For me getting to know Whisky is much about getting to know the distilleries, the istory behind and the expressions - so for me the top choise is The Malt Whisky Yearbook. Contains a lot of information about what goes on in the industry and about each one of the distilleries, both in Scotland and in other countries. Check www.maltwhiskyyearbook.com

13 years ago 0

@alcoholreviews

I guess it depends on what sort of book you are looking for, and how much coverage you seek.

Speaking to the latter---do you only want discussions of Scotch? Or do you want the whole of the whiskey world, including Irish, Bourbon, etc.

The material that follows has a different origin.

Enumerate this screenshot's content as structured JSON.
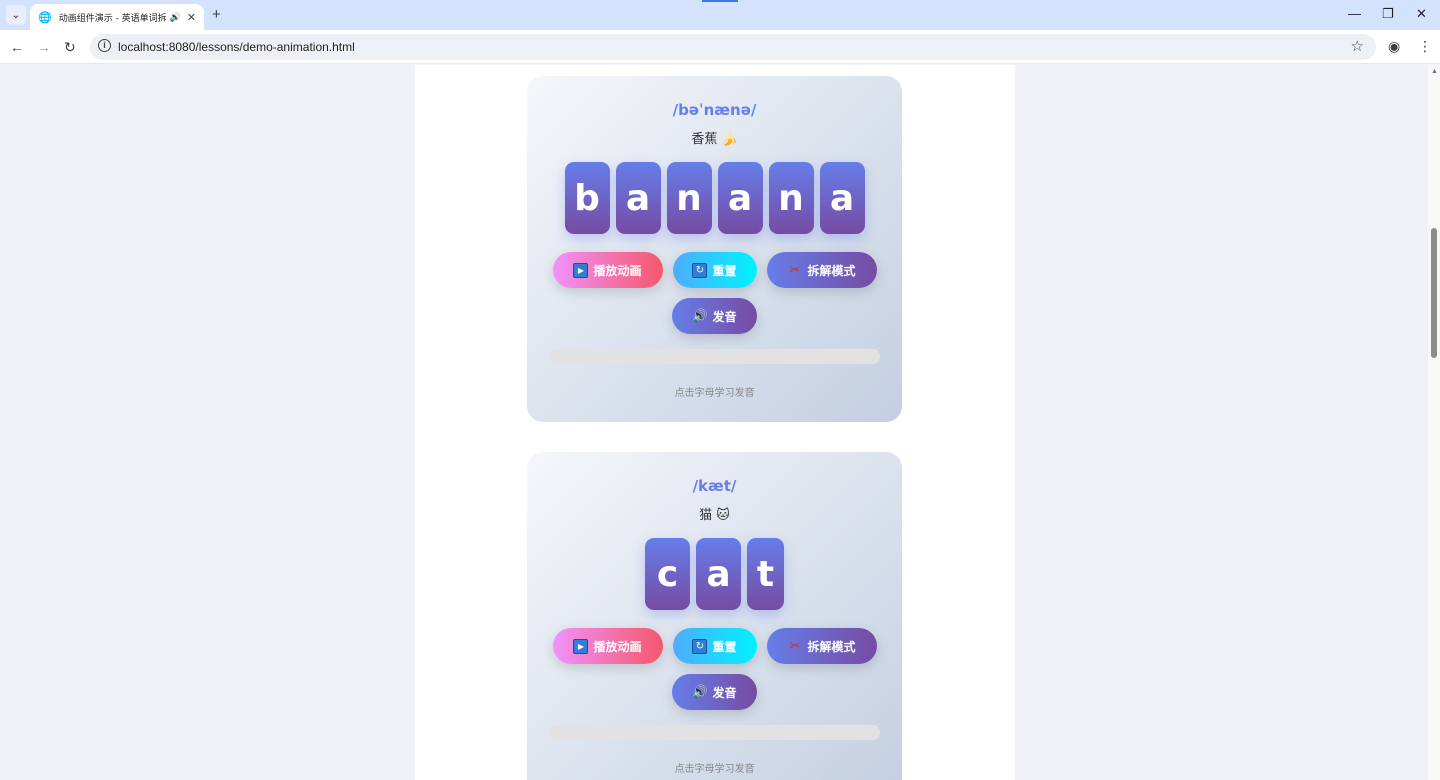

Speaking to the former---I think learning style is an issue to ponder. Some folks enjoy thumbing through books that are basically collections of tasting notes. They don;t want much history, they just want to know what brands are out there and what they taste like. Other students of whiskey want a narrative, something that tells them the stories of whiskey.

And I would suggest not forgetting the matter of length. Do you want a light amusing read that you can finish in 4 or 6 hours? Or do you want to tackle a dense book that will take 50 hours to get through?

Jim Murray's Whiskey Companion is a very useful book. Andrew Jefford's Peat, Smoke and Spirit is a great book on Islay Scotches. On the shorter side, my Whiskey: A Global History covers all sorts of whiskey and does it in narrative format (a chapter on what is whiskey, a chapter on the history of scotch, then one on the history of Irish, etc.) Details at alcoholreviews.com/whiskey/

Happy reading!

-Kevin

13 years ago 0

@Wodha
Wodha replied

Jim Murray's Whisky Bible. Without a doubt. Go to whiskybible.com and order a copy ( and be sure to fill in the box for the dedication from the author)

I have every edition since it started. I carry it with me whenever I enter a liquor store. I hope they make an app for my iphone.

13 years ago 0

@johnmccheyne
johnmccheyne replied

The Malt Whisky Yearbook is also a good reference point for everything about malt whisky.And if you're a member of SMWS the member magazine 'Unfiltered' is a great information piece about tasting and all things mlt whisky

13 years ago 0

@HP12
HP12 replied

I find Dave Broom's "The World Atlas of Whisky" to be a very well written and educational book. One thing I really like is the "where next" feature. At the end of his tasting notes, if you like that distillery/expression, he provides a reference for a different distillery/expression that you will likely enjoy.

Also, the book provides a nice flowchart of how various whisky's are made, how to nose, taste and nice overviews of the distilleries and how unique they are in their processes. Oh, and the pictures are very enjoyable as well.

13 years ago 0

@p_elliott
p_elliott replied

A good beginner book on bourbon is Bourbon, Straight by Chuck Cowdery.

12 years ago 0